Trip in the Dark presents an ethical challenge for its hero, so it’s appropriate that the heroine, Beth Nielsen, is based in part on Nancy. Beth’s character honors several women– Nancy, Elizabeth Warren (I suppose we need to address her as Senator now) and Evelyn Biery, retired partner at Fulbright Jaworski – all women I greatly admire. Hopefully the book will be available on Amazon and Barnes & Noble shortly.
The moral dilemma that faces Tom Nielsen – the hero-involves a set of tape recordings that Jake McCarty (based on Governor Connally) stole from Richard Nixon. Nixon stole them himself, from the White House. He planned to use the recordings, that incriminated Lyndon Johnson, J Edgar Hoover and several other prominent politicians, to save his Presidency. McCarty convinced him not to, but then removed the tapes as Nixon was giving his resignation speech.
When McCarty has to file bankruptcy he decides to give the tapes to the University of Texas (his alma mater) and uses Tom Nielsen as the carrier. Of course, since McCarty is in a bankruptcy the tapes belong to his bankruptcy trustee. McCarty simply ignores this inconvenience, but Tom and especially Beth his wife realize the moral dilemma.
To deliver the tapes to the trustee is to assure they will fall into the hands of a group of criminals, who already plan to buy them at the bankruptcy auction. To deliver the tapes to the University is to aid and abet a theft of property of a federal bankruptcy estate – a felony.
What to do? Tom and Beth come up with a creative solution (probably not one Nancy would have thought of). But what would you do?
In the book, Tom is McCarty’s protégé, but is unable to represent him because of a conflict of interest – Tom’s firm represents McCarty’s largest creditor. Would the moral/ethical considerations be different if Tom were McCarty’s lawyer?
Perhaps Professor Rapoport can comment on this issue?
The issue is not as far fetched as you might think. In this recession, as in the one that plagued Houston in the 1980’s, many prominent people have had to file bankruptcy. Their first thought is generally not how they can pay their creditors but how they can protect their assets. They frequently confess this wish to their attorneys even before they file. The question arises in several ways. First, most states (and the Bankruptcy Code) permit an individual to claim property of a certain type and value as “exempt”. The property includes things like household furnishings, personal clothing, cars, etc. There is also a “wild card” exemption – property less than a certain value, regardless of the type.
Of course, the exemption all depends on how property is valued. If household furnishings include an antique armoire, how is it valued?

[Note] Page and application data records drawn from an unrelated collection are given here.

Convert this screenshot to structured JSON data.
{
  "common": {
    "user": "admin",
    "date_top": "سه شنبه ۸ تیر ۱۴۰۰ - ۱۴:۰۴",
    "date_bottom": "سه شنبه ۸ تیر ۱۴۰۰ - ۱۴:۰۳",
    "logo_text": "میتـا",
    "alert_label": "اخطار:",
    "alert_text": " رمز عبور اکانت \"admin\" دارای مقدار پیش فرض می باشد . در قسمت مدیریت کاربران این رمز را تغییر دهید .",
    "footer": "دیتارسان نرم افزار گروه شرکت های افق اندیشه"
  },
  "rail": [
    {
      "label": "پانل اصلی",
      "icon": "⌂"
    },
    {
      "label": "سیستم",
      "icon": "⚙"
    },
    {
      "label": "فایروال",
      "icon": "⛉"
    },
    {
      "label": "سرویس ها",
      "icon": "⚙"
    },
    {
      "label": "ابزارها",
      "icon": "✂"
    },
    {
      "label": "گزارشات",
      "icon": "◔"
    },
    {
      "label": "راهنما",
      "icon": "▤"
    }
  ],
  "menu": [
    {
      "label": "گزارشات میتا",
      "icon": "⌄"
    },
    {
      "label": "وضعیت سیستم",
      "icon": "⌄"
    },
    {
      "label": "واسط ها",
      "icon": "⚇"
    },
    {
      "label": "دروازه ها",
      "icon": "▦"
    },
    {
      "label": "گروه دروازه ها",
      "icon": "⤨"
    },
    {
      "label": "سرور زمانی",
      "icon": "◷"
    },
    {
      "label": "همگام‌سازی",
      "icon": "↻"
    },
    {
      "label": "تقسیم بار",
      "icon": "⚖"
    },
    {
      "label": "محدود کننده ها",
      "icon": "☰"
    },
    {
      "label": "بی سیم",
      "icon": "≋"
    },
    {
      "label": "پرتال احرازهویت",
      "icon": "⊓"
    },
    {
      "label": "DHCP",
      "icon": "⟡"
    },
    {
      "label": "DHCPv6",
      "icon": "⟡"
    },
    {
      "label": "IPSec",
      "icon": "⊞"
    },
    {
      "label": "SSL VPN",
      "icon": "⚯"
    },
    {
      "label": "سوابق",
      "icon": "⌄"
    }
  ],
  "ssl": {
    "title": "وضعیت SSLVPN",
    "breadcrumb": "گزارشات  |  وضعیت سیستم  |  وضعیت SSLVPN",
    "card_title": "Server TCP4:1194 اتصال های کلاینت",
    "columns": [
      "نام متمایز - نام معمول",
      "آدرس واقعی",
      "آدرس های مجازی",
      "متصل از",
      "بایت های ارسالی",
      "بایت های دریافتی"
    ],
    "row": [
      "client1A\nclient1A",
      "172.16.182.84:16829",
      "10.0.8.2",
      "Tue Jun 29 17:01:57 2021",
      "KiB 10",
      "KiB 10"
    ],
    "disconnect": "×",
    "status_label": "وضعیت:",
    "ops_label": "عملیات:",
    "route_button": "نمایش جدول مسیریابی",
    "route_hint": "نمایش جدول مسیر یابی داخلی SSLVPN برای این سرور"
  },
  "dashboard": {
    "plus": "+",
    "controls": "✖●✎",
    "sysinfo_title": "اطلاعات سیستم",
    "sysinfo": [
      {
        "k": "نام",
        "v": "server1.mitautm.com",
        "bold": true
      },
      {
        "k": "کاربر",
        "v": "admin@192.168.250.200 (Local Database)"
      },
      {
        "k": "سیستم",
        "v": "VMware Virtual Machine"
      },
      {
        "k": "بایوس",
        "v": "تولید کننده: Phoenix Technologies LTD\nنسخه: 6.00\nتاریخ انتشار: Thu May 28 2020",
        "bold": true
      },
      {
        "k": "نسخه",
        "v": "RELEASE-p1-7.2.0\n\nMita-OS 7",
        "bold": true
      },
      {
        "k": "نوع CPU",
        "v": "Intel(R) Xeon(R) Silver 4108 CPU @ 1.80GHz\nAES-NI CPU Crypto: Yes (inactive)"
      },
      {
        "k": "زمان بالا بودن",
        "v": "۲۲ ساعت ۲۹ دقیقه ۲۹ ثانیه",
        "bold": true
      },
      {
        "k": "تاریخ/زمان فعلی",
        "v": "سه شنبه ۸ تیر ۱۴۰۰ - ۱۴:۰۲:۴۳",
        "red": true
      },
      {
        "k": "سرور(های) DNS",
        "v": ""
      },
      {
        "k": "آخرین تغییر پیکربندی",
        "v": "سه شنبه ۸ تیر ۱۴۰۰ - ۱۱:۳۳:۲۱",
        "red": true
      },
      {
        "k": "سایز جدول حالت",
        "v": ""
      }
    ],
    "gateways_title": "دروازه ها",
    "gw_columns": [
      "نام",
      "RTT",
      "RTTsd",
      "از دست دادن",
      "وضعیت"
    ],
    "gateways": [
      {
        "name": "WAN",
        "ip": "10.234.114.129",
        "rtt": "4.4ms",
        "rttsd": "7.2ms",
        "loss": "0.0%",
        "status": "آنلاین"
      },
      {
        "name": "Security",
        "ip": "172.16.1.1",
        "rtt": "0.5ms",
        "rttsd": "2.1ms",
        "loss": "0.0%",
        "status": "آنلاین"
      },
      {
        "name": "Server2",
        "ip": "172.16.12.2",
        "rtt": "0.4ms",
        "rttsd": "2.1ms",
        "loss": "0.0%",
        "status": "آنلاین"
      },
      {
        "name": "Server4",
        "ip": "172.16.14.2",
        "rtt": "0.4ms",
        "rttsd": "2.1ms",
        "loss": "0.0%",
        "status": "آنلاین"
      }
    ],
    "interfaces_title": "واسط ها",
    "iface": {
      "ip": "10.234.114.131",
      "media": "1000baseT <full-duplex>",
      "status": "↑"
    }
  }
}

How closely does the lawyer have to check their client’s evaluation?
The issue can also arise after the bankruptcy filing, when the lawyer spots his client cruising around town in a Jaguar that was not listed as one of the Debtor’s automobiles.
In better times, the debtor’s truthfulness would be double checked by the bankruptcy trustee. But in these days, with thousands of bankruptcies being filed, trustees are overwhelmed. They depend on the bankruptcy attorneys to be the watchdogs.
Is this appropriate? How diligent must the lawyer be in checking the client’s list and value of assets? If the lawyer has a client they know is trying to hide something, what should they do? Doesn’t attorney client privilege protect the lawyer? Can the client sue the lawyer if he tattles?
What do you think?